The data:
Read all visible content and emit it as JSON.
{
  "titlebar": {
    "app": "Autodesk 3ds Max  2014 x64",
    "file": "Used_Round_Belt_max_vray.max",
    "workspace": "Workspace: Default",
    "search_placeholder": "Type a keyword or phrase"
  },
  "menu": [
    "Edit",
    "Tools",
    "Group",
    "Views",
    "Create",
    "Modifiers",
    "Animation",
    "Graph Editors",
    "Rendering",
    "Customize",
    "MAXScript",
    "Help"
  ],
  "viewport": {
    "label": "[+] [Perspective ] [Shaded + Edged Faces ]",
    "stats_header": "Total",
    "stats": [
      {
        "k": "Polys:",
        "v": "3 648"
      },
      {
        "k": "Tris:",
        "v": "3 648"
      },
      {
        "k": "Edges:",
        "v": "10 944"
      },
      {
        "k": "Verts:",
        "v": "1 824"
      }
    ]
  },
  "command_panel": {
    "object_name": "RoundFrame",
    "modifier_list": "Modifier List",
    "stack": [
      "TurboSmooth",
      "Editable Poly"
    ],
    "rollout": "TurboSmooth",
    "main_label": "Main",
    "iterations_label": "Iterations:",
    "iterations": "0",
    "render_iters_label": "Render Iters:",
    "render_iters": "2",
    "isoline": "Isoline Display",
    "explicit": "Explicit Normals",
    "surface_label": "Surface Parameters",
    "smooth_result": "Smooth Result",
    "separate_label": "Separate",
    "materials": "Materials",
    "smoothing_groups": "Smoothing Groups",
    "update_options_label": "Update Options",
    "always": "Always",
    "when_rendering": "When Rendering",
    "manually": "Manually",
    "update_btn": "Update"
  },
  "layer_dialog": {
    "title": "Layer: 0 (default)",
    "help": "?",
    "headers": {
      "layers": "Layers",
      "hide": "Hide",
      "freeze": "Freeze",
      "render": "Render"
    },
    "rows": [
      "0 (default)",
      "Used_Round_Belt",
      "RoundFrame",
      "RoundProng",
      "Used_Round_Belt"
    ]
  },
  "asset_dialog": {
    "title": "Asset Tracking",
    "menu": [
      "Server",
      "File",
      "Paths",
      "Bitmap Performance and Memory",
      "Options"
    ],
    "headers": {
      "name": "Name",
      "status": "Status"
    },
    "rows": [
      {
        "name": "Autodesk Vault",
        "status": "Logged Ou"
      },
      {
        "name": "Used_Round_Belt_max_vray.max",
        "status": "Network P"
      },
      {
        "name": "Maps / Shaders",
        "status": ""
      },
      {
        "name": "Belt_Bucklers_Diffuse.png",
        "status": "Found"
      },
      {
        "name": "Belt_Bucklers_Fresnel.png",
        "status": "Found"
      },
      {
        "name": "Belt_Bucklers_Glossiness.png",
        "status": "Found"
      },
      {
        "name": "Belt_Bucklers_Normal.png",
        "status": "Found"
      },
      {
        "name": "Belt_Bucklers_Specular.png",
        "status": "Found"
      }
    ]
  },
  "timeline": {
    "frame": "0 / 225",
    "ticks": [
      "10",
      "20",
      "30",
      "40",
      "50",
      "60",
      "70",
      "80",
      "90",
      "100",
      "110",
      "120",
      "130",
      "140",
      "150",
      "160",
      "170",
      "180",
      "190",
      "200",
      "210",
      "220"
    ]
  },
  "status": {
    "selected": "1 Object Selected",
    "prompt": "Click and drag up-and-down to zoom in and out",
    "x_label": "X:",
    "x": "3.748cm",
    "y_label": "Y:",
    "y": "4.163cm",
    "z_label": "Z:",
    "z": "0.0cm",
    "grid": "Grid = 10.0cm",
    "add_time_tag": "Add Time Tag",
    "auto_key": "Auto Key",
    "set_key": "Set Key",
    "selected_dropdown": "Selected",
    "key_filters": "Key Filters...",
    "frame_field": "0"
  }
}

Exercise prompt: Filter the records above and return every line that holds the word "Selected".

Response area:
    "selected": "1 Object Selected",
    "selected_dropdown": "Selected",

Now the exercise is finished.